▸ EXERCISE:
In your copy, reproduce each entry exactly and include no picture.

▸ EXTRACTED ENTRIES:
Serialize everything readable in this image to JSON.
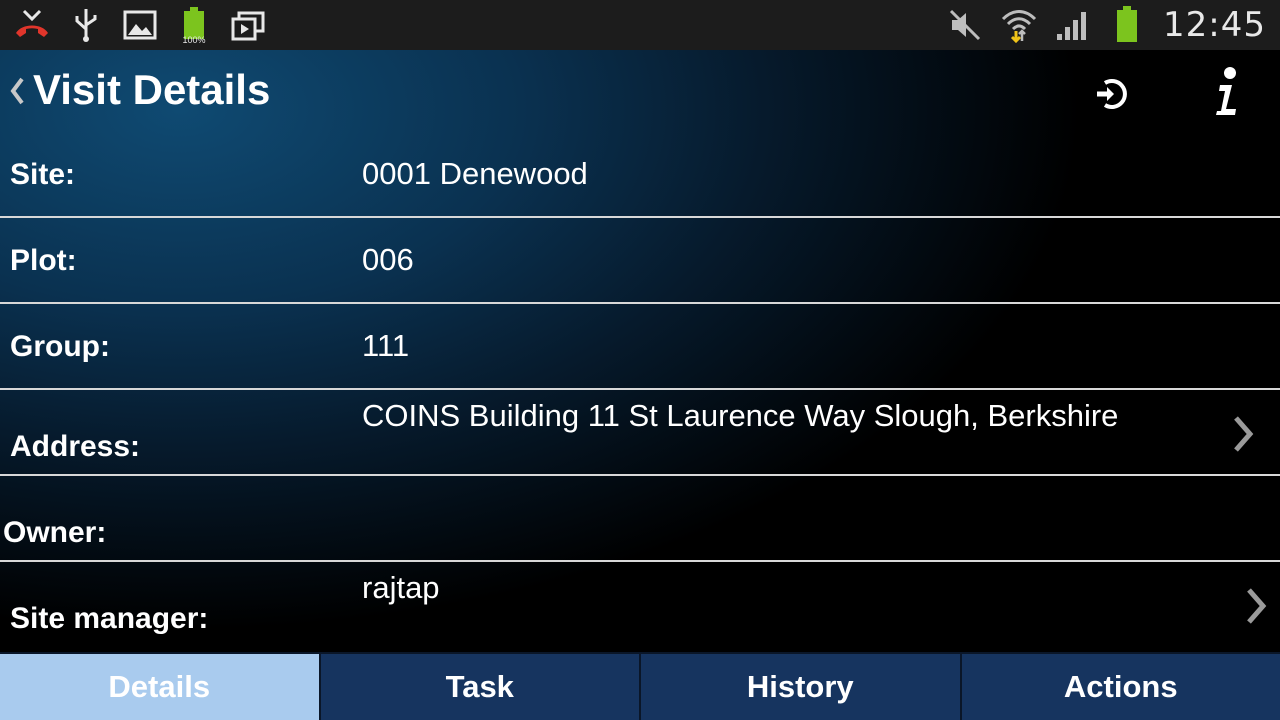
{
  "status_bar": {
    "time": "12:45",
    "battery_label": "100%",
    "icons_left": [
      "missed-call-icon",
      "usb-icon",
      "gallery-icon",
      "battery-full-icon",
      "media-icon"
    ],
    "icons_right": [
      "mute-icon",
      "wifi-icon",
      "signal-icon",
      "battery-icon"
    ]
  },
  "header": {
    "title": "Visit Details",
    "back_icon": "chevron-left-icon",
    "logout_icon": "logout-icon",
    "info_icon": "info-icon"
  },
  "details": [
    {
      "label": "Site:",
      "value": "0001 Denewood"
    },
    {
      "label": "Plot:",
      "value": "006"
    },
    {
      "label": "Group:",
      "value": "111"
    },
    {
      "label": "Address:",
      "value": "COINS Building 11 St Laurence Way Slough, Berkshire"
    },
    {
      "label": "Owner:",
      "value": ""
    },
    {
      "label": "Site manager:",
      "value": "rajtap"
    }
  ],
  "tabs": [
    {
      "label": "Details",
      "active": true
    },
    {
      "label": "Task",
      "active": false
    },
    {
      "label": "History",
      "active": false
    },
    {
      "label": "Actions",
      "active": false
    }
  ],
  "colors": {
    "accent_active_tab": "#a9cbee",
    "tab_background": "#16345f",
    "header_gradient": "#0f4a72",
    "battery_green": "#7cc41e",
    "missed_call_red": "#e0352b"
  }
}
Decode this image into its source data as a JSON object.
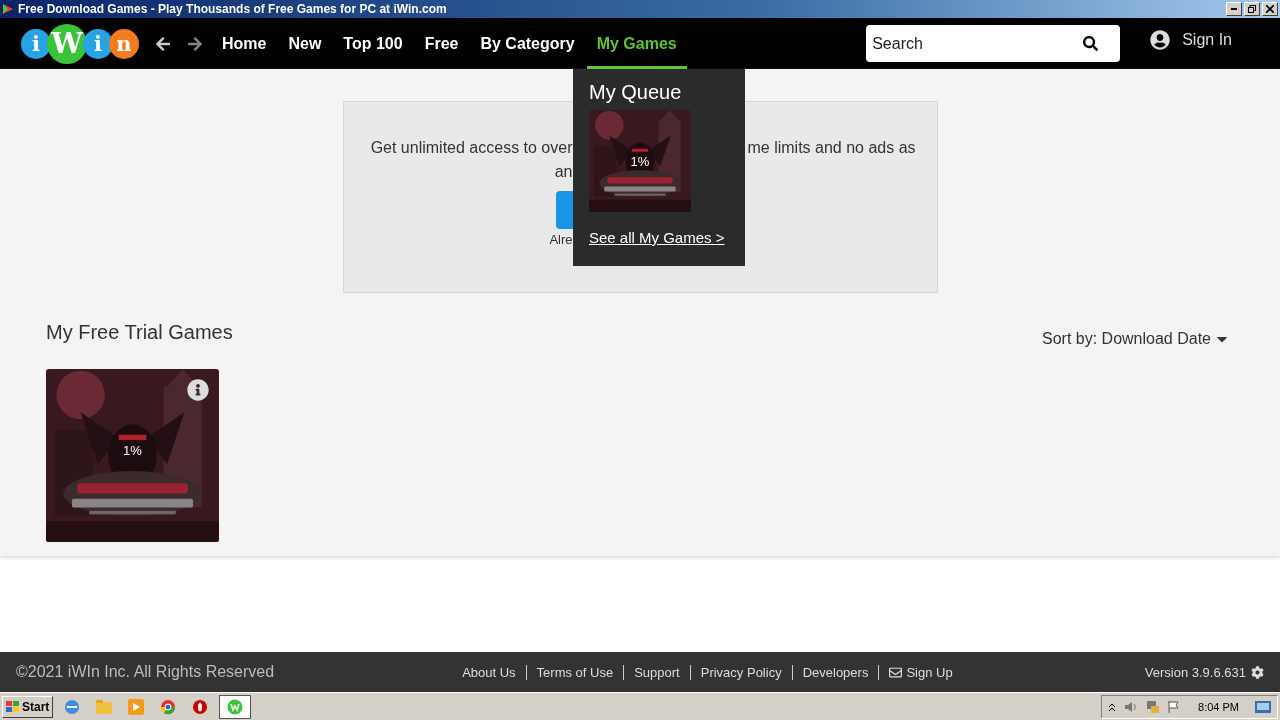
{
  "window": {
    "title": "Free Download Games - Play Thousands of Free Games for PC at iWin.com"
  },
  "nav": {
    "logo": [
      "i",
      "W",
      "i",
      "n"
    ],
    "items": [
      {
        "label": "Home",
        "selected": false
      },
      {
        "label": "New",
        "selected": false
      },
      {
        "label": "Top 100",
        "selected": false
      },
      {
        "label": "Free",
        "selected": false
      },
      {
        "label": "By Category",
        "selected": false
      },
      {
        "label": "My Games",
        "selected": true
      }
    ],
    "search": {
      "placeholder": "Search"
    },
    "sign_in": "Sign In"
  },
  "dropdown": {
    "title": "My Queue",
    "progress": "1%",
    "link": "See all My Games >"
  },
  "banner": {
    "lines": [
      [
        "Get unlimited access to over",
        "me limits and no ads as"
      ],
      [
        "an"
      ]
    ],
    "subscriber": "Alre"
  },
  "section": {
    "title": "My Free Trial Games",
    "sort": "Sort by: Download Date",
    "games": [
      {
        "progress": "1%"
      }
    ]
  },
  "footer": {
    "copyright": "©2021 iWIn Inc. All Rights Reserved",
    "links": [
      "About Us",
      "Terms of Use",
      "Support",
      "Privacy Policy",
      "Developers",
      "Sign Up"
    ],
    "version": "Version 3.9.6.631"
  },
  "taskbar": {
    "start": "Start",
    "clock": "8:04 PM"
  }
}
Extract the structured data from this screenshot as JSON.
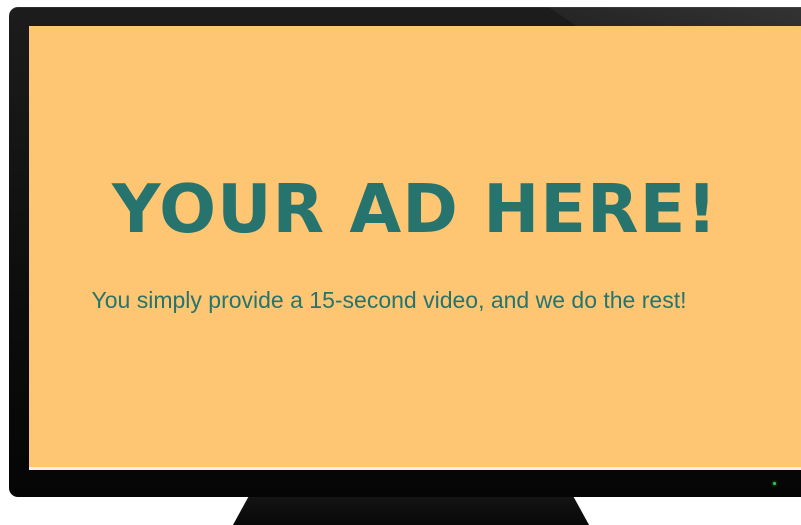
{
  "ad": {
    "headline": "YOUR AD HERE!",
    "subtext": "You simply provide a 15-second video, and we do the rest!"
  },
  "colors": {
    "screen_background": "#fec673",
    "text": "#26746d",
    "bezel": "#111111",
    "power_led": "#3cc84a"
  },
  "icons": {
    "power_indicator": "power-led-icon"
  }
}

▸ ANSWER SECTION:
Serialize everything readable in this image to JSON.
{
  "status_bar": {
    "time": "12:45",
    "battery_label": "100%",
    "icons_left": [
      "missed-call-icon",
      "usb-icon",
      "gallery-icon",
      "battery-full-icon",
      "media-icon"
    ],
    "icons_right": [
      "mute-icon",
      "wifi-icon",
      "signal-icon",
      "battery-icon"
    ]
  },
  "header": {
    "title": "Visit Details",
    "back_icon": "chevron-left-icon",
    "logout_icon": "logout-icon",
    "info_icon": "info-icon"
  },
  "details": [
    {
      "label": "Site:",
      "value": "0001 Denewood"
    },
    {
      "label": "Plot:",
      "value": "006"
    },
    {
      "label": "Group:",
      "value": "111"
    },
    {
      "label": "Address:",
      "value": "COINS Building 11 St Laurence Way Slough, Berkshire"
    },
    {
      "label": "Owner:",
      "value": ""
    },
    {
      "label": "Site manager:",
      "value": "rajtap"
    }
  ],
  "tabs": [
    {
      "label": "Details",
      "active": true
    },
    {
      "label": "Task",
      "active": false
    },
    {
      "label": "History",
      "active": false
    },
    {
      "label": "Actions",
      "active": false
    }
  ],
  "colors": {
    "accent_active_tab": "#a9cbee",
    "tab_background": "#16345f",
    "header_gradient": "#0f4a72",
    "battery_green": "#7cc41e",
    "missed_call_red": "#e0352b"
  }
}
Decode this image into its source data as a JSON object.
{
  "window": {
    "title": "Free Download Games - Play Thousands of Free Games for PC at iWin.com"
  },
  "nav": {
    "logo": [
      "i",
      "W",
      "i",
      "n"
    ],
    "items": [
      {
        "label": "Home",
        "selected": false
      },
      {
        "label": "New",
        "selected": false
      },
      {
        "label": "Top 100",
        "selected": false
      },
      {
        "label": "Free",
        "selected": false
      },
      {
        "label": "By Category",
        "selected": false
      },
      {
        "label": "My Games",
        "selected": true
      }
    ],
    "search": {
      "placeholder": "Search"
    },
    "sign_in": "Sign In"
  },
  "dropdown": {
    "title": "My Queue",
    "progress": "1%",
    "link": "See all My Games >"
  },
  "banner": {
    "lines": [
      [
        "Get unlimited access to over",
        "me limits and no ads as"
      ],
      [
        "an"
      ]
    ],
    "subscriber": "Alre"
  },
  "section": {
    "title": "My Free Trial Games",
    "sort": "Sort by: Download Date",
    "games": [
      {
        "progress": "1%"
      }
    ]
  },
  "footer": {
    "copyright": "©2021 iWIn Inc. All Rights Reserved",
    "links": [
      "About Us",
      "Terms of Use",
      "Support",
      "Privacy Policy",
      "Developers",
      "Sign Up"
    ],
    "version": "Version 3.9.6.631"
  },
  "taskbar": {
    "start": "Start",
    "clock": "8:04 PM"
  }
}
Extract the structured data from this screenshot as JSON.
{
  "ad": {
    "headline": "YOUR AD HERE!",
    "subtext": "You simply provide a 15-second video, and we do the rest!"
  },
  "colors": {
    "screen_background": "#fec673",
    "text": "#26746d",
    "bezel": "#111111",
    "power_led": "#3cc84a"
  },
  "icons": {
    "power_indicator": "power-led-icon"
  }
}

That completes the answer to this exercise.